Exercise details:
Draw out every line with the word "icon" from the listing below.

Supplied data:
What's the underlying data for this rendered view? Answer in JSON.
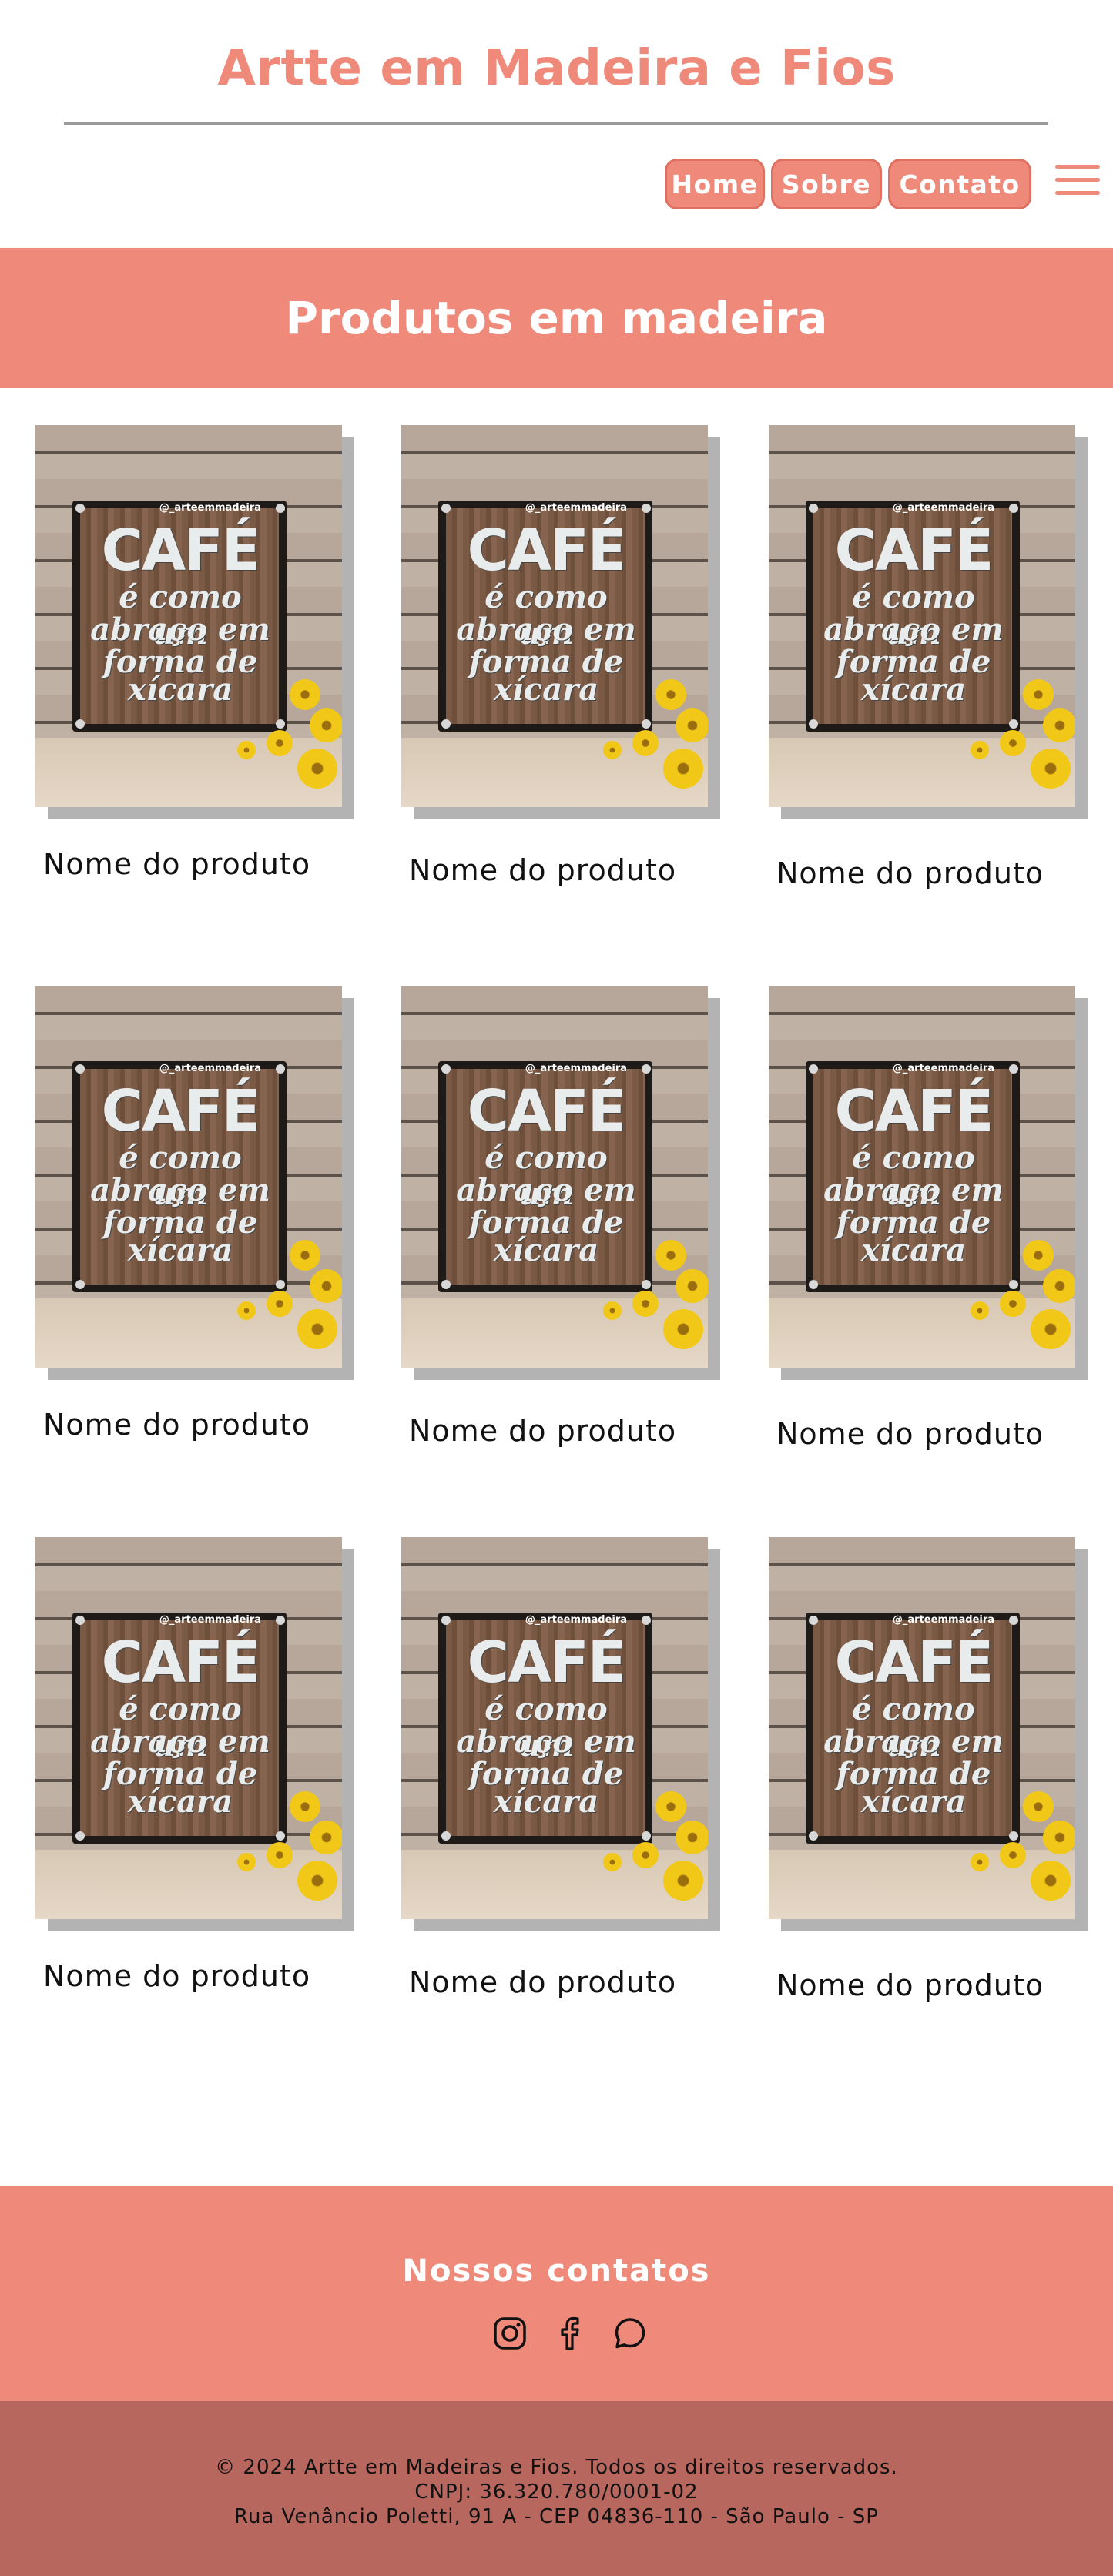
{
  "header": {
    "title": "Artte em Madeira e Fios",
    "nav": [
      {
        "label": "Home"
      },
      {
        "label": "Sobre"
      },
      {
        "label": "Contato"
      }
    ],
    "menu_icon": "hamburger-menu-icon"
  },
  "banner": {
    "title": "Produtos em madeira"
  },
  "products": [
    {
      "name": "Nome do produto",
      "image": {
        "watermark": "@_arteemmadeira",
        "line1": "CAFÉ",
        "line2": "é como um",
        "line3": "abraço em",
        "line4": "forma de",
        "line5": "xícara"
      }
    },
    {
      "name": "Nome do produto",
      "image": {
        "watermark": "@_arteemmadeira",
        "line1": "CAFÉ",
        "line2": "é como um",
        "line3": "abraço em",
        "line4": "forma de",
        "line5": "xícara"
      }
    },
    {
      "name": "Nome do produto",
      "image": {
        "watermark": "@_arteemmadeira",
        "line1": "CAFÉ",
        "line2": "é como um",
        "line3": "abraço em",
        "line4": "forma de",
        "line5": "xícara"
      }
    },
    {
      "name": "Nome do produto",
      "image": {
        "watermark": "@_arteemmadeira",
        "line1": "CAFÉ",
        "line2": "é como um",
        "line3": "abraço em",
        "line4": "forma de",
        "line5": "xícara"
      }
    },
    {
      "name": "Nome do produto",
      "image": {
        "watermark": "@_arteemmadeira",
        "line1": "CAFÉ",
        "line2": "é como um",
        "line3": "abraço em",
        "line4": "forma de",
        "line5": "xícara"
      }
    },
    {
      "name": "Nome do produto",
      "image": {
        "watermark": "@_arteemmadeira",
        "line1": "CAFÉ",
        "line2": "é como um",
        "line3": "abraço em",
        "line4": "forma de",
        "line5": "xícara"
      }
    },
    {
      "name": "Nome do produto",
      "image": {
        "watermark": "@_arteemmadeira",
        "line1": "CAFÉ",
        "line2": "é como um",
        "line3": "abraço em",
        "line4": "forma de",
        "line5": "xícara"
      }
    },
    {
      "name": "Nome do produto",
      "image": {
        "watermark": "@_arteemmadeira",
        "line1": "CAFÉ",
        "line2": "é como um",
        "line3": "abraço em",
        "line4": "forma de",
        "line5": "xícara"
      }
    },
    {
      "name": "Nome do produto",
      "image": {
        "watermark": "@_arteemmadeira",
        "line1": "CAFÉ",
        "line2": "é como um",
        "line3": "abraço em",
        "line4": "forma de",
        "line5": "xícara"
      }
    }
  ],
  "footer": {
    "title": "Nossos contatos",
    "socials": [
      {
        "icon": "instagram-icon"
      },
      {
        "icon": "facebook-icon"
      },
      {
        "icon": "whatsapp-icon"
      }
    ],
    "copyright": "© 2024 Artte em Madeiras e Fios. Todos os direitos reservados.",
    "cnpj": "CNPJ: 36.320.780/0001-02",
    "address": "Rua Venâncio Poletti, 91 A - CEP 04836-110 - São Paulo - SP"
  },
  "colors": {
    "accent": "#ef8a7b",
    "footer_bottom": "#b8675e",
    "shadow": "#b3b3b3"
  }
}
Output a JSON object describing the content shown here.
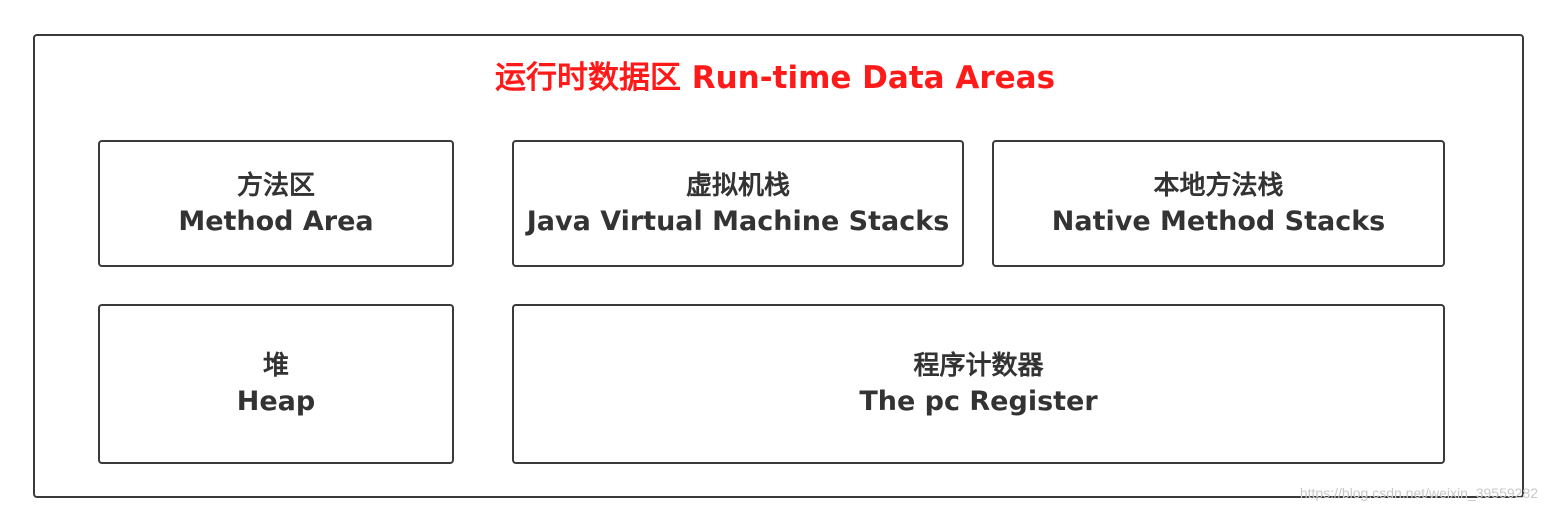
{
  "title": "运行时数据区 Run-time Data Areas",
  "areas": [
    {
      "zh": "方法区",
      "en": "Method Area"
    },
    {
      "zh": "虚拟机栈",
      "en": "Java Virtual Machine Stacks"
    },
    {
      "zh": "本地方法栈",
      "en": "Native Method Stacks"
    },
    {
      "zh": "堆",
      "en": "Heap"
    },
    {
      "zh": "程序计数器",
      "en": "The pc Register"
    }
  ],
  "watermark": "https://blog.csdn.net/weixin_39559282",
  "colors": {
    "title": "#ff1a1a",
    "border": "#3a3a3a",
    "text": "#333333"
  }
}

Response:
    "menu_icon": "hamburger-menu-icon"
        "icon": "instagram-icon"
        "icon": "facebook-icon"
        "icon": "whatsapp-icon"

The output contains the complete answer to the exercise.